4. Hebrews 12:7 reminds us to “endure hardship as a discipline.” I learned that to discipline your body for a race requires regular daily and weekly routine over months of time. Some folks who prepare for only a week or two before the race, usually pull muscles, develop shin splints or toss their breakfast along side the road. Regular, daily routine integrated with a lifestyle regimen is the way to do it. Long term, lifestyle, routine. Al and I are going to start next month to train for a marathon race in December 2008.

5. A race like the Turkey Trot requires focus. Participation cannot be aimless and at the same time satisfying. Paul must have been thinking of this idea when he said, “I do not run like a man running aimlessly; . . . I beat my body and make it my slave so that . . . I myself will not be disqualified for the prize” (1 Corinthians 9:26-27). And what prize: to be able to finish well, with honor. Many others finished ahead of me; many behind me. But I finished in the best time I could manage.

Now I understand a little more about why the biblical writers use the metaphor of a race to describe the life of spiritual discipline and focus. May I do better at both in the future.


Christian Sex Therapy and Marriage Counseling

November 12, 2007

lorraine-turbyfill-250.jpgI have the privilege of supervising seven interns this year.  Each of them has completed a master’s degree in counseling and is working toward completing 3,000 hours of supervised counseling.  Working with them every week leads me to say the the future of counseling is in good hands around here.  I am so delighted with their professional abilities and personal integrity that I want to highlight each one of them individually.The first is Lorraine Turbyfill.  [edited comment April 2011 — for quite some time now, Lorraine has been a Certified Sex Therapist.  No longer an intern with me, I turn to her for perspective as a trusted colleague]

What does a Christian sex therapist do? For one thing, she puts all the nitty gritty stuff into a grand overarching perspective of divine design. Please refer to an interesting article from Christianity Today for more. Specifically, Lorraine treats problems like low sexual desire, arousal difficulties, problems with orgasm, and pain.Beyond these specifics, Lorraine is also trained to deal with depression, anxiety, grief and loss, identity and personal growth.In other words, she covers the general field that most counselors deal with plus the specialty of sexual problems.

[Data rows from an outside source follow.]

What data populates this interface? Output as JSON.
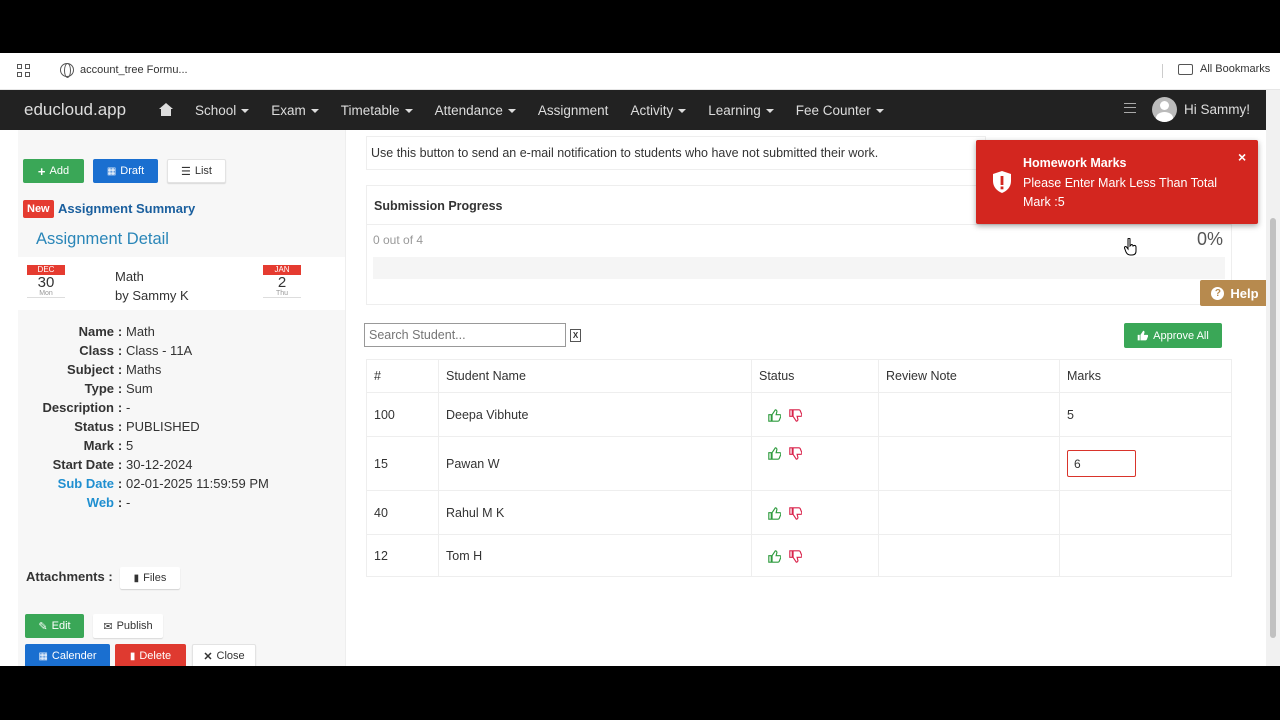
{
  "bookmarks": {
    "tab_label": "account_tree Formu...",
    "all_bookmarks": "All Bookmarks"
  },
  "navbar": {
    "brand": "educloud.app",
    "items": [
      {
        "label": "School",
        "dropdown": true
      },
      {
        "label": "Exam",
        "dropdown": true
      },
      {
        "label": "Timetable",
        "dropdown": true
      },
      {
        "label": "Attendance",
        "dropdown": true
      },
      {
        "label": "Assignment",
        "dropdown": false
      },
      {
        "label": "Activity",
        "dropdown": true
      },
      {
        "label": "Learning",
        "dropdown": true
      },
      {
        "label": "Fee Counter",
        "dropdown": true
      }
    ],
    "greeting": "Hi Sammy!"
  },
  "left": {
    "add_label": "Add",
    "draft_label": "Draft",
    "list_label": "List",
    "new_badge": "New",
    "summary_title": "Assignment Summary",
    "detail_title": "Assignment Detail",
    "start_cal": {
      "month": "DEC",
      "day": "30",
      "weekday": "Mon"
    },
    "end_cal": {
      "month": "JAN",
      "day": "2",
      "weekday": "Thu"
    },
    "subject_name": "Math",
    "by_line": "by Sammy K",
    "fields": [
      {
        "key": "Name",
        "value": "Math"
      },
      {
        "key": "Class",
        "value": "Class - 11A"
      },
      {
        "key": "Subject",
        "value": "Maths"
      },
      {
        "key": "Type",
        "value": "Sum"
      },
      {
        "key": "Description",
        "value": "-"
      },
      {
        "key": "Status",
        "value": "PUBLISHED"
      },
      {
        "key": "Mark",
        "value": "5"
      },
      {
        "key": "Start Date",
        "value": "30-12-2024"
      },
      {
        "key": "Sub Date",
        "value": "02-01-2025 11:59:59 PM"
      },
      {
        "key": "Web",
        "value": "-"
      }
    ],
    "attachments_label": "Attachments :",
    "files_label": "Files",
    "edit_label": "Edit",
    "publish_label": "Publish",
    "calender_label": "Calender",
    "delete_label": "Delete",
    "close_label": "Close"
  },
  "main": {
    "notice": "Use this button to send an e-mail notification to students who have not submitted their work.",
    "progress_title": "Submission Progress",
    "progress_text": "0 out of 4",
    "progress_pct": "0%",
    "progress_fraction": 0,
    "search_placeholder": "Search Student...",
    "approve_all": "Approve All",
    "help_label": "Help",
    "table": {
      "headers": [
        "#",
        "Student Name",
        "Status",
        "Review Note",
        "Marks"
      ],
      "rows": [
        {
          "num": "100",
          "name": "Deepa Vibhute",
          "note": "",
          "marks": "5"
        },
        {
          "num": "15",
          "name": "Pawan W",
          "note": "",
          "marks": "6"
        },
        {
          "num": "40",
          "name": "Rahul M K",
          "note": "",
          "marks": ""
        },
        {
          "num": "12",
          "name": "Tom H",
          "note": "",
          "marks": ""
        }
      ]
    }
  },
  "toast": {
    "title": "Homework Marks",
    "message": "Please Enter Mark Less Than Total Mark :5",
    "close": "×"
  },
  "colors": {
    "navbar": "#222222",
    "green": "#3aa757",
    "blue": "#1a6fd0",
    "red": "#df3a30",
    "toast": "#d3261f",
    "help": "#b78a4e"
  }
}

What training is required for Lorraine?She completed her M.Ed. degree from the University of North Texas in Denton and her post graduate studies in Christian Sex Therapy through the Institute for Sexual Wholeness at the Psychological Studies Institute in Atlanta.She keeps current with active memberships in professional organizations like the American Association of Christian Counselors (AACC), Christian Association for Psychological Studies (CAPS), and the American Board of Christian Sex Therapists (ABCST Intern).She has had experience in both inpatient and outpatient treatment settings.

If you would like to contact Lorraine, her phone number is (214) 587-8321.  She works out of her office in Grapevine:
1000 Texan Trail, Suite 205, Grapevine, TX 76051

Click here for her web site.

With resources like Lorraine offers, these are good times to have problems.